> [What to do]
Make an exact copy of the entries below, with all images left out.

BEGIN Recorded information

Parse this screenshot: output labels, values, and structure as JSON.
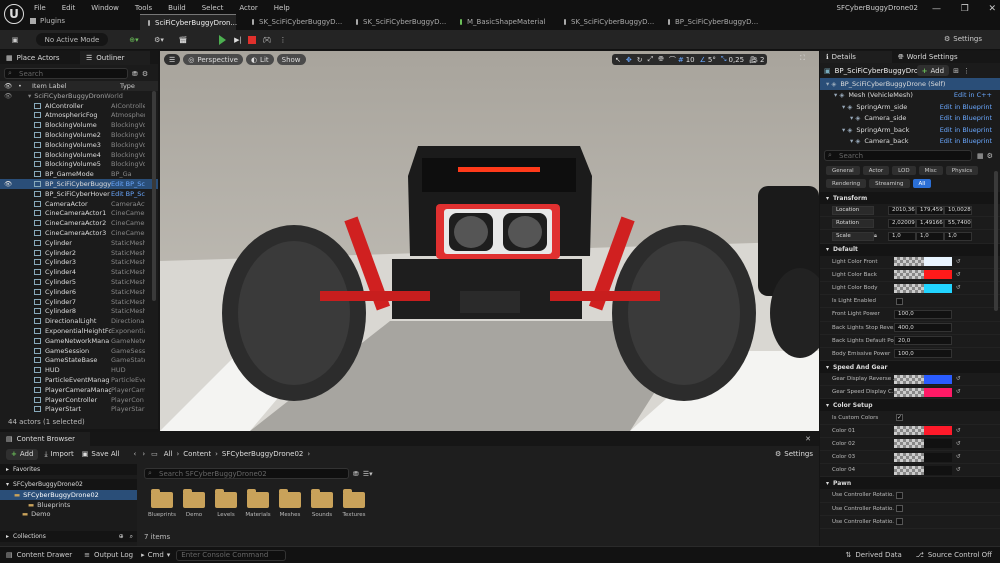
{
  "menu": [
    "File",
    "Edit",
    "Window",
    "Tools",
    "Build",
    "Select",
    "Actor",
    "Help"
  ],
  "plugins": "Plugins",
  "tabs": [
    "SciFiCyberBuggyDron...",
    "SK_SciFiCyberBuggyD...",
    "SK_SciFiCyberBuggyD...",
    "M_BasicShapeMaterial",
    "SK_SciFiCyberBuggyD...",
    "BP_SciFiCyberBuggyD..."
  ],
  "project_title": "SFCyberBuggyDrone02",
  "toolbar": {
    "mode": "No Active Mode",
    "settings": "Settings"
  },
  "outliner": {
    "place_actors": "Place Actors",
    "outliner": "Outliner",
    "search_placeholder": "Search",
    "col_label": "Item Label",
    "col_type": "Type",
    "root": "SciFiCyberBuggyDrone",
    "root_type": "World",
    "rows": [
      [
        "AIController",
        "AIControlle"
      ],
      [
        "AtmosphericFog",
        "Atmospheri"
      ],
      [
        "BlockingVolume",
        "BlockingVol"
      ],
      [
        "BlockingVolume2",
        "BlockingVol"
      ],
      [
        "BlockingVolume3",
        "BlockingVol"
      ],
      [
        "BlockingVolume4",
        "BlockingVol"
      ],
      [
        "BlockingVolume5",
        "BlockingVol"
      ],
      [
        "BP_GameMode",
        "BP_Ga"
      ],
      [
        "BP_SciFiCyberBuggy",
        "Edit BP_Sc"
      ],
      [
        "BP_SciFiCyberHover",
        "Edit BP_Sc"
      ],
      [
        "CameraActor",
        "CameraAct"
      ],
      [
        "CineCameraActor1",
        "CineCamer"
      ],
      [
        "CineCameraActor2",
        "CineCamer"
      ],
      [
        "CineCameraActor3",
        "CineCamer"
      ],
      [
        "Cylinder",
        "StaticMesh"
      ],
      [
        "Cylinder2",
        "StaticMesh"
      ],
      [
        "Cylinder3",
        "StaticMesh"
      ],
      [
        "Cylinder4",
        "StaticMesh"
      ],
      [
        "Cylinder5",
        "StaticMesh"
      ],
      [
        "Cylinder6",
        "StaticMesh"
      ],
      [
        "Cylinder7",
        "StaticMesh"
      ],
      [
        "Cylinder8",
        "StaticMesh"
      ],
      [
        "DirectionalLight",
        "Directiona"
      ],
      [
        "ExponentialHeightFo",
        "Exponentia"
      ],
      [
        "GameNetworkMana",
        "GameNetwo"
      ],
      [
        "GameSession",
        "GameSess"
      ],
      [
        "GameStateBase",
        "GameState"
      ],
      [
        "HUD",
        "HUD"
      ],
      [
        "ParticleEventManag",
        "ParticleEve"
      ],
      [
        "PlayerCameraManag",
        "PlayerCam"
      ],
      [
        "PlayerController",
        "PlayerCon"
      ],
      [
        "PlayerStart",
        "PlayerStar"
      ]
    ],
    "footer": "44 actors (1 selected)"
  },
  "viewport": {
    "perspective": "Perspective",
    "lit": "Lit",
    "show": "Show",
    "grid": "10",
    "angle": "5°",
    "scale": "0,25",
    "cams": "2"
  },
  "details": {
    "tab_details": "Details",
    "tab_world": "World Settings",
    "actor": "BP_SciFiCyberBuggyDro",
    "add": "Add",
    "components": [
      {
        "label": "BP_SciFiCyberBuggyDrone (Self)",
        "link": ""
      },
      {
        "label": "Mesh (VehicleMesh)",
        "link": "Edit in C++"
      },
      {
        "label": "SpringArm_side",
        "link": "Edit in Blueprint"
      },
      {
        "label": "Camera_side",
        "link": "Edit in Blueprint"
      },
      {
        "label": "SpringArm_back",
        "link": "Edit in Blueprint"
      },
      {
        "label": "Camera_back",
        "link": "Edit in Blueprint"
      }
    ],
    "search_placeholder": "Search",
    "filters1": [
      "General",
      "Actor",
      "LOD",
      "Misc",
      "Physics"
    ],
    "filters2": [
      "Rendering",
      "Streaming",
      "All"
    ],
    "transform": "Transform",
    "location": [
      "Location",
      "2010,36",
      "179,459",
      "10,0028"
    ],
    "rotation": [
      "Rotation",
      "2,02009",
      "1,49166",
      "55,7400"
    ],
    "scale": [
      "Scale",
      "1,0",
      "1,0",
      "1,0"
    ],
    "default": "Default",
    "default_rows": [
      {
        "k": "Light Color Front",
        "kind": "color",
        "c": "#e8f4ff"
      },
      {
        "k": "Light Color Back",
        "kind": "color",
        "c": "#ff1a1a"
      },
      {
        "k": "Light Color Body",
        "kind": "color",
        "c": "#22d4ff"
      },
      {
        "k": "Is Light Enabled",
        "kind": "check",
        "v": ""
      },
      {
        "k": "Front Light Power",
        "kind": "num",
        "v": "100,0"
      },
      {
        "k": "Back Lights Stop Reve...",
        "kind": "num",
        "v": "400,0"
      },
      {
        "k": "Back Lights Default Po...",
        "kind": "num",
        "v": "20,0"
      },
      {
        "k": "Body Emissive Power",
        "kind": "num",
        "v": "100,0"
      }
    ],
    "speed": "Speed And Gear",
    "speed_rows": [
      {
        "k": "Gear Display Reverse ...",
        "c": "#2a5cff"
      },
      {
        "k": "Gear Speed Display C...",
        "c": "#ff1a66"
      }
    ],
    "colorsetup": "Color Setup",
    "color_rows": [
      {
        "k": "Is Custom Colors",
        "kind": "check",
        "v": "✓"
      },
      {
        "k": "Color 01",
        "kind": "color",
        "c": "#ff1a2a"
      },
      {
        "k": "Color 02",
        "kind": "color",
        "c": "#111111"
      },
      {
        "k": "Color 03",
        "kind": "color",
        "c": "#111111"
      },
      {
        "k": "Color 04",
        "kind": "color",
        "c": "#111111"
      }
    ],
    "pawn": "Pawn",
    "pawn_rows": [
      "Use Controller Rotatio...",
      "Use Controller Rotatio...",
      "Use Controller Rotatio..."
    ]
  },
  "content_browser": {
    "tab": "Content Browser",
    "add": "Add",
    "import": "Import",
    "save_all": "Save All",
    "path": [
      "All",
      "Content",
      "SFCyberBuggyDrone02"
    ],
    "settings": "Settings",
    "favorites": "Favorites",
    "root": "SFCyberBuggyDrone02",
    "tree": [
      "SFCyberBuggyDrone02",
      "Blueprints",
      "Demo"
    ],
    "collections": "Collections",
    "search_placeholder": "Search SFCyberBuggyDrone02",
    "folders": [
      "Blueprints",
      "Demo",
      "Levels",
      "Materials",
      "Meshes",
      "Sounds",
      "Textures"
    ],
    "count": "7 items"
  },
  "status": {
    "drawer": "Content Drawer",
    "output": "Output Log",
    "cmd": "Cmd",
    "console_placeholder": "Enter Console Command",
    "derived": "Derived Data",
    "source": "Source Control Off"
  }
}
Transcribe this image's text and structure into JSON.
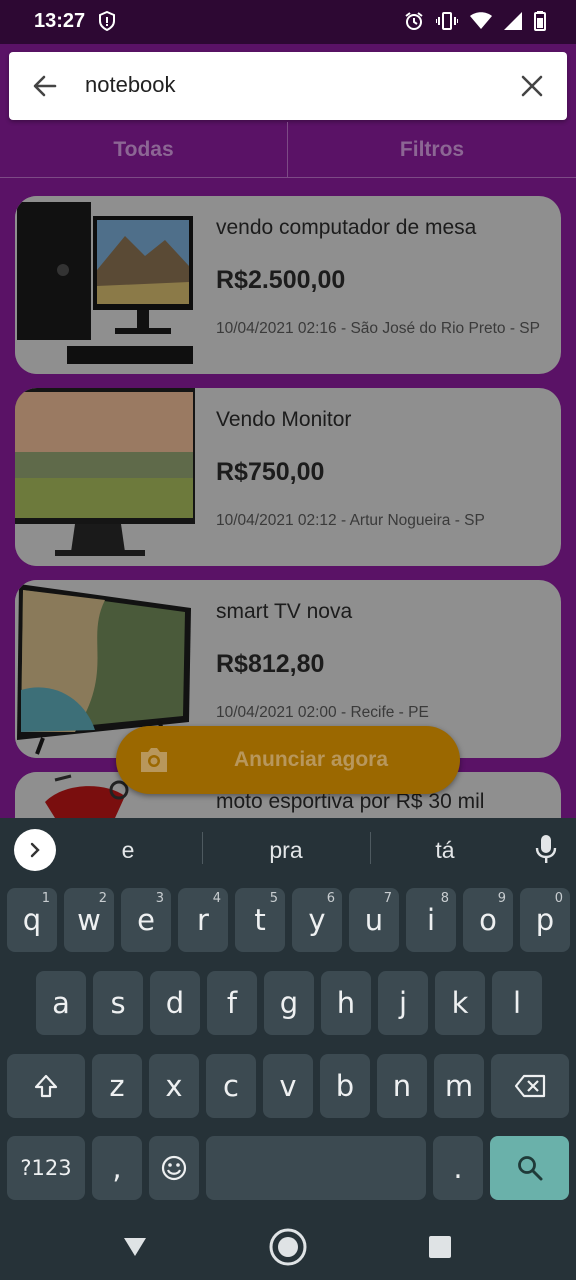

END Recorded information

> [Output for this exercise]
Parse this screenshot: output labels, values, and structure as JSON.
{
  "menu": [
    "File",
    "Edit",
    "Window",
    "Tools",
    "Build",
    "Select",
    "Actor",
    "Help"
  ],
  "plugins": "Plugins",
  "tabs": [
    "SciFiCyberBuggyDron...",
    "SK_SciFiCyberBuggyD...",
    "SK_SciFiCyberBuggyD...",
    "M_BasicShapeMaterial",
    "SK_SciFiCyberBuggyD...",
    "BP_SciFiCyberBuggyD..."
  ],
  "project_title": "SFCyberBuggyDrone02",
  "toolbar": {
    "mode": "No Active Mode",
    "settings": "Settings"
  },
  "outliner": {
    "place_actors": "Place Actors",
    "outliner": "Outliner",
    "search_placeholder": "Search",
    "col_label": "Item Label",
    "col_type": "Type",
    "root": "SciFiCyberBuggyDrone",
    "root_type": "World",
    "rows": [
      [
        "AIController",
        "AIControlle"
      ],
      [
        "AtmosphericFog",
        "Atmospheri"
      ],
      [
        "BlockingVolume",
        "BlockingVol"
      ],
      [
        "BlockingVolume2",
        "BlockingVol"
      ],
      [
        "BlockingVolume3",
        "BlockingVol"
      ],
      [
        "BlockingVolume4",
        "BlockingVol"
      ],
      [
        "BlockingVolume5",
        "BlockingVol"
      ],
      [
        "BP_GameMode",
        "BP_Ga"
      ],
      [
        "BP_SciFiCyberBuggy",
        "Edit BP_Sc"
      ],
      [
        "BP_SciFiCyberHover",
        "Edit BP_Sc"
      ],
      [
        "CameraActor",
        "CameraAct"
      ],
      [
        "CineCameraActor1",
        "CineCamer"
      ],
      [
        "CineCameraActor2",
        "CineCamer"
      ],
      [
        "CineCameraActor3",
        "CineCamer"
      ],
      [
        "Cylinder",
        "StaticMesh"
      ],
      [
        "Cylinder2",
        "StaticMesh"
      ],
      [
        "Cylinder3",
        "StaticMesh"
      ],
      [
        "Cylinder4",
        "StaticMesh"
      ],
      [
        "Cylinder5",
        "StaticMesh"
      ],
      [
        "Cylinder6",
        "StaticMesh"
      ],
      [
        "Cylinder7",
        "StaticMesh"
      ],
      [
        "Cylinder8",
        "StaticMesh"
      ],
      [
        "DirectionalLight",
        "Directiona"
      ],
      [
        "ExponentialHeightFo",
        "Exponentia"
      ],
      [
        "GameNetworkMana",
        "GameNetwo"
      ],
      [
        "GameSession",
        "GameSess"
      ],
      [
        "GameStateBase",
        "GameState"
      ],
      [
        "HUD",
        "HUD"
      ],
      [
        "ParticleEventManag",
        "ParticleEve"
      ],
      [
        "PlayerCameraManag",
        "PlayerCam"
      ],
      [
        "PlayerController",
        "PlayerCon"
      ],
      [
        "PlayerStart",
        "PlayerStar"
      ]
    ],
    "footer": "44 actors (1 selected)"
  },
  "viewport": {
    "perspective": "Perspective",
    "lit": "Lit",
    "show": "Show",
    "grid": "10",
    "angle": "5°",
    "scale": "0,25",
    "cams": "2"
  },
  "details": {
    "tab_details": "Details",
    "tab_world": "World Settings",
    "actor": "BP_SciFiCyberBuggyDro",
    "add": "Add",
    "components": [
      {
        "label": "BP_SciFiCyberBuggyDrone (Self)",
        "link": ""
      },
      {
        "label": "Mesh (VehicleMesh)",
        "link": "Edit in C++"
      },
      {
        "label": "SpringArm_side",
        "link": "Edit in Blueprint"
      },
      {
        "label": "Camera_side",
        "link": "Edit in Blueprint"
      },
      {
        "label": "SpringArm_back",
        "link": "Edit in Blueprint"
      },
      {
        "label": "Camera_back",
        "link": "Edit in Blueprint"
      }
    ],
    "search_placeholder": "Search",
    "filters1": [
      "General",
      "Actor",
      "LOD",
      "Misc",
      "Physics"
    ],
    "filters2": [
      "Rendering",
      "Streaming",
      "All"
    ],
    "transform": "Transform",
    "location": [
      "Location",
      "2010,36",
      "179,459",
      "10,0028"
    ],
    "rotation": [
      "Rotation",
      "2,02009",
      "1,49166",
      "55,7400"
    ],
    "scale": [
      "Scale",
      "1,0",
      "1,0",
      "1,0"
    ],
    "default": "Default",
    "default_rows": [
      {
        "k": "Light Color Front",
        "kind": "color",
        "c": "#e8f4ff"
      },
      {
        "k": "Light Color Back",
        "kind": "color",
        "c": "#ff1a1a"
      },
      {
        "k": "Light Color Body",
        "kind": "color",
        "c": "#22d4ff"
      },
      {
        "k": "Is Light Enabled",
        "kind": "check",
        "v": ""
      },
      {
        "k": "Front Light Power",
        "kind": "num",
        "v": "100,0"
      },
      {
        "k": "Back Lights Stop Reve...",
        "kind": "num",
        "v": "400,0"
      },
      {
        "k": "Back Lights Default Po...",
        "kind": "num",
        "v": "20,0"
      },
      {
        "k": "Body Emissive Power",
        "kind": "num",
        "v": "100,0"
      }
    ],
    "speed": "Speed And Gear",
    "speed_rows": [
      {
        "k": "Gear Display Reverse ...",
        "c": "#2a5cff"
      },
      {
        "k": "Gear Speed Display C...",
        "c": "#ff1a66"
      }
    ],
    "colorsetup": "Color Setup",
    "color_rows": [
      {
        "k": "Is Custom Colors",
        "kind": "check",
        "v": "✓"
      },
      {
        "k": "Color 01",
        "kind": "color",
        "c": "#ff1a2a"
      },
      {
        "k": "Color 02",
        "kind": "color",
        "c": "#111111"
      },
      {
        "k": "Color 03",
        "kind": "color",
        "c": "#111111"
      },
      {
        "k": "Color 04",
        "kind": "color",
        "c": "#111111"
      }
    ],
    "pawn": "Pawn",
    "pawn_rows": [
      "Use Controller Rotatio...",
      "Use Controller Rotatio...",
      "Use Controller Rotatio..."
    ]
  },
  "content_browser": {
    "tab": "Content Browser",
    "add": "Add",
    "import": "Import",
    "save_all": "Save All",
    "path": [
      "All",
      "Content",
      "SFCyberBuggyDrone02"
    ],
    "settings": "Settings",
    "favorites": "Favorites",
    "root": "SFCyberBuggyDrone02",
    "tree": [
      "SFCyberBuggyDrone02",
      "Blueprints",
      "Demo"
    ],
    "collections": "Collections",
    "search_placeholder": "Search SFCyberBuggyDrone02",
    "folders": [
      "Blueprints",
      "Demo",
      "Levels",
      "Materials",
      "Meshes",
      "Sounds",
      "Textures"
    ],
    "count": "7 items"
  },
  "status": {
    "drawer": "Content Drawer",
    "output": "Output Log",
    "cmd": "Cmd",
    "console_placeholder": "Enter Console Command",
    "derived": "Derived Data",
    "source": "Source Control Off"
  }
}
Transcribe this image's text and structure into JSON.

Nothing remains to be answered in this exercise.